I like to serve this fish with some long grain rice, garlic mashed potatoes, or a slice of baguette or crostini with garlic rouille smear. Rouille is a heavily seasoned, garlic mayonnaise that is very popular in some southern cooking. It is a traditional accompaniment to fish and spicy fish dishes.
Roasted Garlic Rouillle Smear
- 1 head garlic (local hard neck garlic is delicious)
- One cup mayonnaise
- One half cup roasted red peppers
- 2 tablespoons lemon juice
- 1 tablespoon fresh thyme leaves
- 2 cloves fresh garlic, minced (optional)
- Salt and pepper
- Hot sauce
Preheat oven to 375 degrees. Meanwhile slice the top off the garlic, just to expose the tops of the cloves. Wrap in foil, and bake until soft, 40-45 minutes (I usually do several, then press the garlic out and refrigerate or freeze for future use). Squeeze the garlic out of the head, and place in the food processor. Add the red peppers and pulse, add remaining ingredients and process till smooth. If it seems too thin, bread crumb may be added as a thickener. If you like the heat of raw garlic, the addition at the end of fresh garlic makes the rouille more piquant and gives it a different depth of flavor.
This recipe makes about a cup and a half rouille. You can serve it on baguette slices or crostini. If you enjoy extra heat, raw garlic may be added, instead of the roasted or in addition to it, for a nice depth of flavor.
Vegetarian Saffron Rice
- 1 tablespoon olive oil
- 2 cups basmati rice, rinsed
- One half teaspoon saffron threads
- One half cup local peas
- One half cup local carrots, shredded
- A half cup roasted cashews or almonds (optional)
- 3 and one half cups water
- Salt and pepper
Heat the oil in a heavy 4 quart pan, on medium high heat, sauté the rice for a minute or so to coat it. Add the saffron threads, and stir. Add the water, and allow it to come to a hard simmer. Stir it, and then reduce heat to a quiet simmer and cover. Cook for about 15 minutes, adding the peas, carrots, and nuts. Cover and cook for about 4 more minutes, or until the rice appears done. Turn off the heat and remove the lid from the pan. Allow the rice a few minutes to rest, then fluff it up and season with salt and pepper if necessary. Eat and enjoy. Serves up to 6.

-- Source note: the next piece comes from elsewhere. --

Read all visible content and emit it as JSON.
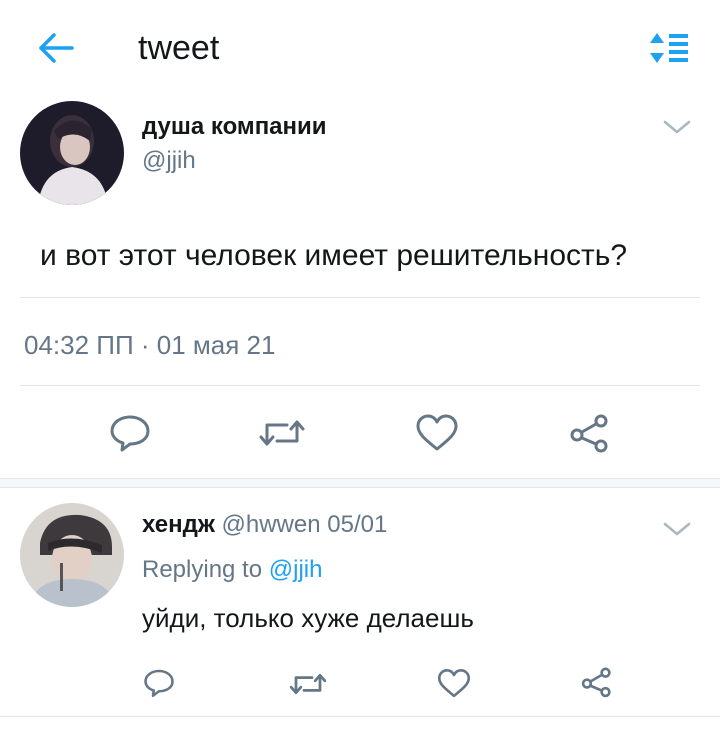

To round out the meal we had a nice salad of assorted chopped vegetables with very simple lemony vinaigrette, and my son’s favorite lemonade. We also made an adult version of lemonade for the rest of the crowd. Equal parts gin, lemoncello, and cranberry juice over lots of ice, with double the amount of club soda. It was just as refreshing as it sounds, and was a nice accompaniment to the favorite local delicacy we all love so dearly.